I woke up this morning, and like New Year, nothing had really changed. Breakfast, check e-mails etc, a couple of people had “liked” my midnight tweet.

Later I went to visit my mother. I took a signed copy of the book and the Bubbly. I had dedicated it to her. If she hadn’t encouraged me to read, taken me to join the library at an early age, I would never have discovered books and eventually write one myself. I’m sorry it took so long. Her eyes are now too bad to read it and if she could, she wouldn’t remember what she had read. But this morning she knew what I had done and was pleased. By coincidence, 28th January was my father’s birthday. He died fifteen years ago. I hope he would have been proud too.

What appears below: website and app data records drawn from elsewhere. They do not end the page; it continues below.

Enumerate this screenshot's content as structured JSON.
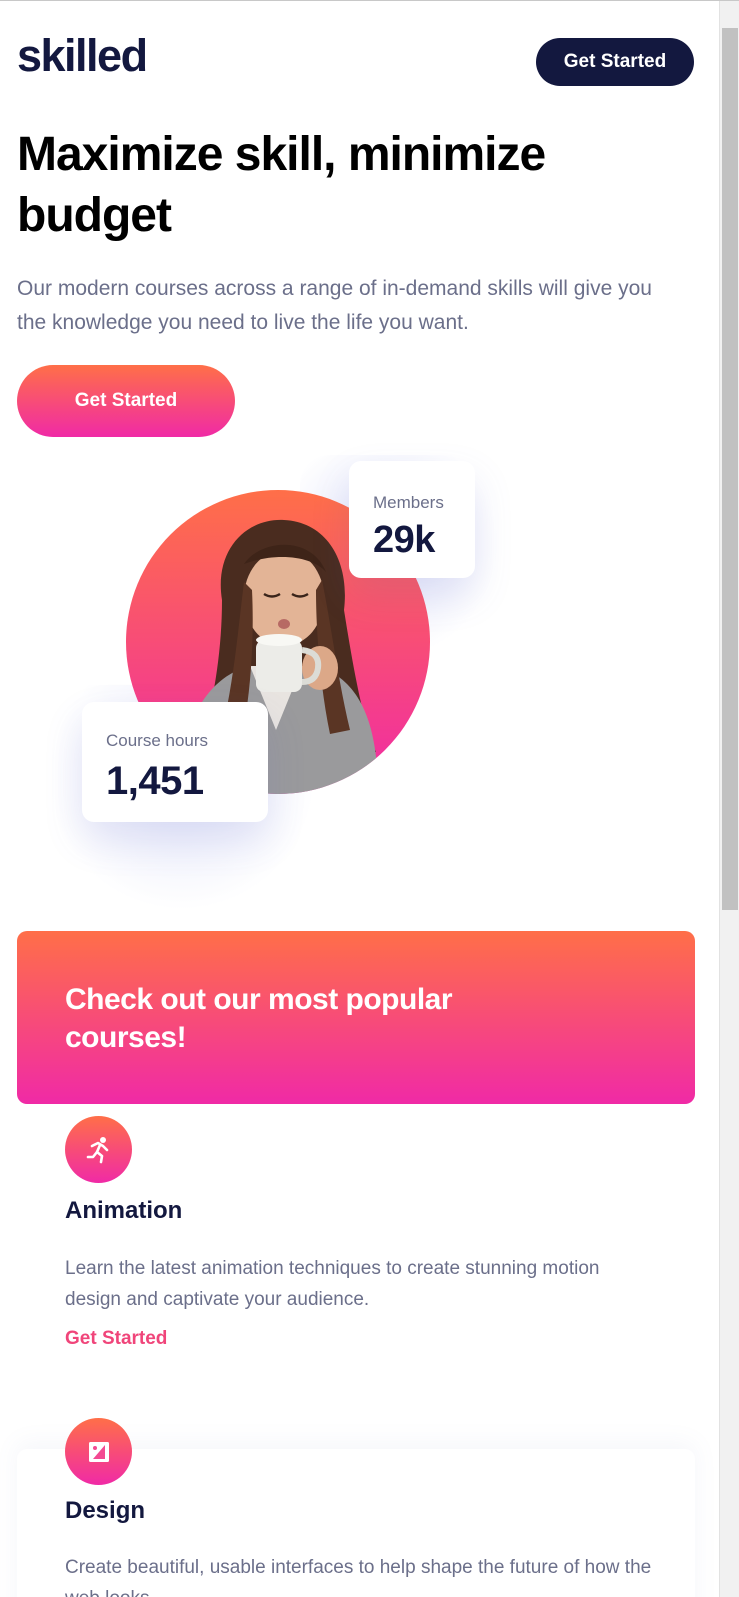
{
  "header": {
    "logo_text": "skilled",
    "cta_label": "Get Started"
  },
  "hero": {
    "title": "Maximize skill, minimize budget",
    "description": "Our modern courses across a range of in-demand skills will give you the knowledge you need to live the life you want.",
    "cta_label": "Get Started",
    "stats": {
      "members": {
        "label": "Members",
        "value": "29k"
      },
      "course_hours": {
        "label": "Course hours",
        "value": "1,451"
      }
    }
  },
  "promo": {
    "title": "Check out our most popular courses!"
  },
  "courses": [
    {
      "icon": "running-person-icon",
      "title": "Animation",
      "description": "Learn the latest animation techniques to create stunning motion design and captivate your audience.",
      "link_label": "Get Started"
    },
    {
      "icon": "image-frame-icon",
      "title": "Design",
      "description": "Create beautiful, usable interfaces to help shape the future of how the web looks."
    }
  ],
  "colors": {
    "navy": "#13183f",
    "gradient_top": "#ff6f48",
    "gradient_bottom": "#f02aa6",
    "body_text": "#6b6f8a",
    "link": "#f0457a"
  }
}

A bottle of Byrhtnoth’s Mead

This afternoon I was going to write, not book three, I have a deadline for a family history article, but somehow I wasn’t in the mood. I have a book signing next Saturday (3rd Feb, 11.00-2.00, at Hunts Bookshop in Rugby – if you’re in the area. I have promised Anglo-Saxon Warriors and a Mead Tasting. The autumn before last I made some mead, I wrote about it here. I have tasted it occasionally, to toast the progress of my writing, it is quite drinkable – and alcoholic! It was time to bottle it. Then I decided it needed a proper label. By then, there was not much time to write, except this blog post.

What with everything else I managed 1627 words on Monday, then nothing else. I’m not sure when I’ll continue. I really should get back to editing book 2.

I can’t stop now, I’m a published author.